All of those Air model/wheel variants handily surpass the previous EPA leader, the 405-mile Tesla Model S Long Range, to become the longest-range EVs available in the US. Tesla had originally planned the Model S Plaid+ as its own 520-mile car, but the model was later nixed before launch – EV drivers don't need more than 400 miles (644 km) of range, proclaimed Elon Musk. We suppose the market gets to decide if Musk is correct, and we don't anticipate it hard-braking at 400 miles.

It should be noted that the $89,990 Model S Long Range prices in well below the initial EPA-rated Air variants, so a better head-to-head range comparison will come with the launch of lower-tier Air models like the $95,000 Air Touring and $77,400 base Air, both of which are estimated at 406 miles (654 km) by Lucid but have yet to get official EPA ratings.

Still, Lucid's achievement in breaking 500 miles (805 km) is quite impressive and sure to trickle its way down to lower-priced models in the future. With EPA figures recorded, Lucid will move toward deliveries of the first Air Dream Edition models, followed by the Air Grand Touring and additional models.

Sources: Lucid Motors, EPA

9 comments
9 comments
SIP Advisory
Good article and well done Lucid for getting a longer range car into the mix. My main issue is related to the author's point around an apple-vs-apples comparison of the Tesla with the Lucid models at the same or similar price point. I would think it is relatively easier to build an expensive car with a bigger battery and therefore get a longer range car and hey presto the comparison against a cheaper car with a smaller battery is that the "Lucid Air blows past the competition".
It would be good to see specs on the battery sizes for each car and perhaps some range / battery size ratios. The equivalent for ICE cars would be to say that a car with a larger fuel tank has a greater range than a car with a smaller fuel tank - not apples-vs-apples...
Daishi
I think the range is impressive but direct comparisons become more complex when you consider charging availability. Tesla still has the best Charging network and availability and most people will need a bathroom break more often than 520 miles anyway so if I had to choose one to drive across the country the Supercharging network could still put the Tesla in the lead. The charging networks are pretty suboptimal and all the different standards are becoming a bit of a crapshoot. Now Rivian is going to start building their own proprietary charging network.

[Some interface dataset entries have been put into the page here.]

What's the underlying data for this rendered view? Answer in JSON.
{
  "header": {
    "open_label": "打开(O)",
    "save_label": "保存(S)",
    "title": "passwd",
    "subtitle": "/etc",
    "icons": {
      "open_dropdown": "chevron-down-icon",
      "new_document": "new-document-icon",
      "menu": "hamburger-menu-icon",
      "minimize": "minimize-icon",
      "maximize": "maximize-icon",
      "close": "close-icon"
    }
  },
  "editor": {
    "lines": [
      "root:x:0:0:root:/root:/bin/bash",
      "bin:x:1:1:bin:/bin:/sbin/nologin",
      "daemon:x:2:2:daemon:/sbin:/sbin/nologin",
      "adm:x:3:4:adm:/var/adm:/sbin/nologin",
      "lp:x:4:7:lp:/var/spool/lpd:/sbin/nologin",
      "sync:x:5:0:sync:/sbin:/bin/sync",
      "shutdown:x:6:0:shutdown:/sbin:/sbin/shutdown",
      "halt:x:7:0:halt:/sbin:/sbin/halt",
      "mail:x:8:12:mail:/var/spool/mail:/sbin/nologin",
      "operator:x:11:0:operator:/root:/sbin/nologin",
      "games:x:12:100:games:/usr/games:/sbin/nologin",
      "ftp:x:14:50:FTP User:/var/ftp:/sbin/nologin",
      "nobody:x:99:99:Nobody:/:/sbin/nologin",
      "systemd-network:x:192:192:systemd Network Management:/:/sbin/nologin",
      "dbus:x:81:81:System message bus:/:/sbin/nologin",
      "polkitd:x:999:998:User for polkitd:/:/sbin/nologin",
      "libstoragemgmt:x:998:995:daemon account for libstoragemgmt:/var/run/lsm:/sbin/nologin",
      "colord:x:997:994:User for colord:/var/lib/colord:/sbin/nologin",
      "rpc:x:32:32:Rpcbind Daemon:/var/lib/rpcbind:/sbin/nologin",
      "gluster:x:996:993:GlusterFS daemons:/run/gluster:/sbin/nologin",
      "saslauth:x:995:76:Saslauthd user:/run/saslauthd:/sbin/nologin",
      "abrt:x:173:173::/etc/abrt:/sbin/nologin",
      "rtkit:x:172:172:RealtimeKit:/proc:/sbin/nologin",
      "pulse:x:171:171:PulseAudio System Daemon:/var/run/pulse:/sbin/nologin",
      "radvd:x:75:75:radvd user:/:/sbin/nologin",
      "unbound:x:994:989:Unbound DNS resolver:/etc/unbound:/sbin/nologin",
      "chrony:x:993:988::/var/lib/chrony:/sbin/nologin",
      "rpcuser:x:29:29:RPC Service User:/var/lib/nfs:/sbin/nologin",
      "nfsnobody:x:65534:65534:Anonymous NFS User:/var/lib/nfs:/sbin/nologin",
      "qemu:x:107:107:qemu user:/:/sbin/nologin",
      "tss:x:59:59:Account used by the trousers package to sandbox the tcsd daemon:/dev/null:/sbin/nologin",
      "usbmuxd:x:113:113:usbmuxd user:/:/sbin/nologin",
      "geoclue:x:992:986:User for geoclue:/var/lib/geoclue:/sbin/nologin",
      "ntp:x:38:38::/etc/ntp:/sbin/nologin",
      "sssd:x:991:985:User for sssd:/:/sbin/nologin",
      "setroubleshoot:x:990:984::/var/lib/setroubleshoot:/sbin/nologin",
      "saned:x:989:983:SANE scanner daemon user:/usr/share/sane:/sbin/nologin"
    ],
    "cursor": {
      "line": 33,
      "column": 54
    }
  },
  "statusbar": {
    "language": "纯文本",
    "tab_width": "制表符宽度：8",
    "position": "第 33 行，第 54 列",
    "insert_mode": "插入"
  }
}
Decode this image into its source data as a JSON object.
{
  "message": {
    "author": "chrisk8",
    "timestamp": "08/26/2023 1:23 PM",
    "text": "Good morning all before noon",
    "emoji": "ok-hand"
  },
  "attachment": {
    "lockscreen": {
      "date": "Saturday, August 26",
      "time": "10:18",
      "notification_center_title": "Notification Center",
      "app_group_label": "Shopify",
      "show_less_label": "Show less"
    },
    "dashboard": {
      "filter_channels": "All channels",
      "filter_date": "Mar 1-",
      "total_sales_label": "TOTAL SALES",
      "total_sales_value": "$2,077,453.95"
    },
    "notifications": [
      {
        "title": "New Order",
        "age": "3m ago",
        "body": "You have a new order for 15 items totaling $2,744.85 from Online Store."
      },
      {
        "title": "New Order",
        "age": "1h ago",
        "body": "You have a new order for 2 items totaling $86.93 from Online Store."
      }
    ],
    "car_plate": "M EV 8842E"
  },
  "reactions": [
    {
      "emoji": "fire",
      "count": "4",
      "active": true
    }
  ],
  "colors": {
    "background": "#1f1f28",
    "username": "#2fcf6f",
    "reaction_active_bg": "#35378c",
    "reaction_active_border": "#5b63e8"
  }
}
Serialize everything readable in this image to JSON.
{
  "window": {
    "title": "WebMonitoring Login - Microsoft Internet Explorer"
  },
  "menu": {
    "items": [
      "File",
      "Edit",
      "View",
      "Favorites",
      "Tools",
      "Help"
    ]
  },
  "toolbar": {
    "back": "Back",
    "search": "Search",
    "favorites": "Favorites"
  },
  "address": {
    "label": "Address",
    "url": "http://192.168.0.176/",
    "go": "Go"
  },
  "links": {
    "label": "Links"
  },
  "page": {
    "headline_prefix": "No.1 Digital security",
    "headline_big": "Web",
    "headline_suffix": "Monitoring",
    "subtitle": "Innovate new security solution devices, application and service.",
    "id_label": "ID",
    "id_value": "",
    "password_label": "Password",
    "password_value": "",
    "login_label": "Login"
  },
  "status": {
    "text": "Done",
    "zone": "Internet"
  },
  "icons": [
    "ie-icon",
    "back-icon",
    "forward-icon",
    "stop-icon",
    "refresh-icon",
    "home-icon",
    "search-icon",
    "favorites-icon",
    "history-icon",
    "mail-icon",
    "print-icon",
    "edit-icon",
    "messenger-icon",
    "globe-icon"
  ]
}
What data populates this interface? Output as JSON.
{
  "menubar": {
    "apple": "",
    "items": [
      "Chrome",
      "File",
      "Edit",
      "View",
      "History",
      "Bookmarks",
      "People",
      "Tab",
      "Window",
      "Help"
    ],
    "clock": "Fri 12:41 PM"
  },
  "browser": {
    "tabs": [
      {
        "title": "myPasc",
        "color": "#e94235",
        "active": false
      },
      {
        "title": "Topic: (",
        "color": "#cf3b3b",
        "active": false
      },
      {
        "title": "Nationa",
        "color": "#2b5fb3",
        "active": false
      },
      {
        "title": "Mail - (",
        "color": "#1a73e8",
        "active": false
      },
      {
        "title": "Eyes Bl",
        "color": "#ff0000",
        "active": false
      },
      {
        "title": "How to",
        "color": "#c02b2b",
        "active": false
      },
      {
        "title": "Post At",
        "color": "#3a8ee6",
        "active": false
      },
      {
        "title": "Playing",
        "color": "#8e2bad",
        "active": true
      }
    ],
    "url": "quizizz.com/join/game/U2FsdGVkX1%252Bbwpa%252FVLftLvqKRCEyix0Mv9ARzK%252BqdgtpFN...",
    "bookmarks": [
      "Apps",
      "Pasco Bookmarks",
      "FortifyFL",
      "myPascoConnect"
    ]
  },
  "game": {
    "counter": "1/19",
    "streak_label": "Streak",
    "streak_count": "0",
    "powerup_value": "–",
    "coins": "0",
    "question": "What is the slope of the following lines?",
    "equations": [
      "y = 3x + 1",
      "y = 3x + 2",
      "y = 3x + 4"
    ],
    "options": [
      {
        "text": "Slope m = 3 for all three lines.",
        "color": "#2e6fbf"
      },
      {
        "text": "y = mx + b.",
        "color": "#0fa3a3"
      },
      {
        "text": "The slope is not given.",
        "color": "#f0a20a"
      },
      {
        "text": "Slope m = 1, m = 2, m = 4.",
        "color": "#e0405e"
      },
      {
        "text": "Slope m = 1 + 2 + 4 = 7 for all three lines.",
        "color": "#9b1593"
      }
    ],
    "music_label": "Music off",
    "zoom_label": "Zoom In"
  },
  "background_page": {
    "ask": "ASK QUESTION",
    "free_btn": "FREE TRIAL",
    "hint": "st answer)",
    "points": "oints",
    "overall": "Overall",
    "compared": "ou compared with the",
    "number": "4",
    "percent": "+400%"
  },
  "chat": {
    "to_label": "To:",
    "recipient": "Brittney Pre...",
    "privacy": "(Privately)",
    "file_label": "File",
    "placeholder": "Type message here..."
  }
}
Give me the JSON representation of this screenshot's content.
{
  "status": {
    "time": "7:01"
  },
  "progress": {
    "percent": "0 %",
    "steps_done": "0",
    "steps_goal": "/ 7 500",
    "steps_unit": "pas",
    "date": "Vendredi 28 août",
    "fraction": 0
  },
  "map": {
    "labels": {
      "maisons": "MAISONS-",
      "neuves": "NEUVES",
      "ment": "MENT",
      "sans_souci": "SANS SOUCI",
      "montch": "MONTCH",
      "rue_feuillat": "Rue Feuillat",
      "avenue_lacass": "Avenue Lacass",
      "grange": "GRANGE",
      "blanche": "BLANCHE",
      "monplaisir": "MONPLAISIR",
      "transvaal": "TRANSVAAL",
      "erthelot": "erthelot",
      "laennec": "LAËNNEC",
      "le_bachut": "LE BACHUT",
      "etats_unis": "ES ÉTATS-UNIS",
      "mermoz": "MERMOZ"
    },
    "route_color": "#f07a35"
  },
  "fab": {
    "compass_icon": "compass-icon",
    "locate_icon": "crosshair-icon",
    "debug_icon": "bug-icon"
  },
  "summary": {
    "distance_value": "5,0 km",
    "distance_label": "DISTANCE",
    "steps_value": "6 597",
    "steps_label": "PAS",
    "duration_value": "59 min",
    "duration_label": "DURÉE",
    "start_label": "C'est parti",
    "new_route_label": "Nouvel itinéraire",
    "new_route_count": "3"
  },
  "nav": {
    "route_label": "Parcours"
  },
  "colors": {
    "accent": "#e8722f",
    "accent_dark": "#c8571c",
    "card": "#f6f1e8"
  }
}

There are so many fragmented charging standards and versions that even most enthusiasts barely have a solid grasp of all of them and it's getting worse and not better.
roger90
How long for a full charge?
ScottBaker
Since you can't really fully use the maximum range on any EV - no one is going to go much below a quarter charge with charging stations so scarce, jamming the last 10% charge into a battery takes forever, etc. - 400 miles is nowhere a realistic driving range. EVs are still hamstrung by too few stations, incompatible stations, and other forms of range anxiety.
lon4
I would like to see effiency figures for EV's in KWH/KM or WH/mile. Something to compare apples to apples. Range and efficiency are to different quantities.
BlueOak
500 mile range is impressive, but talk and R&D are cheap. Actually getting it reliably to market is an entirely different story.

Saw one on the road locally as a test vehicle the other day. Those photos with the California plates above don't reflect how bland, droopy, even ugly and cluttered the styling is in person. The roof looked aftermarket. Styling does not fit the mid six figure price point.
jerryd
What is impressive is how useless it, this car is for the money. Even more so than the Tesla S both with performance you just can't use and carrying around needless weight the extra battery is.
For the same money you can make 5 250 mile range that charge in 10 minutes is a much better idea.
We have enough costly EVs, we need some simple mass market ones.
KISS
The deerhunter
Dammit! You guys have thought of everything I was going to. comment on. Except perhaps "When will even the first unit of the first variant be delivered."
Bruce H. Anderson
Pull into a gas station with a Porsche or a Pontiac, and you can get gas. Having different kinds of connectors and chargers is lunacy.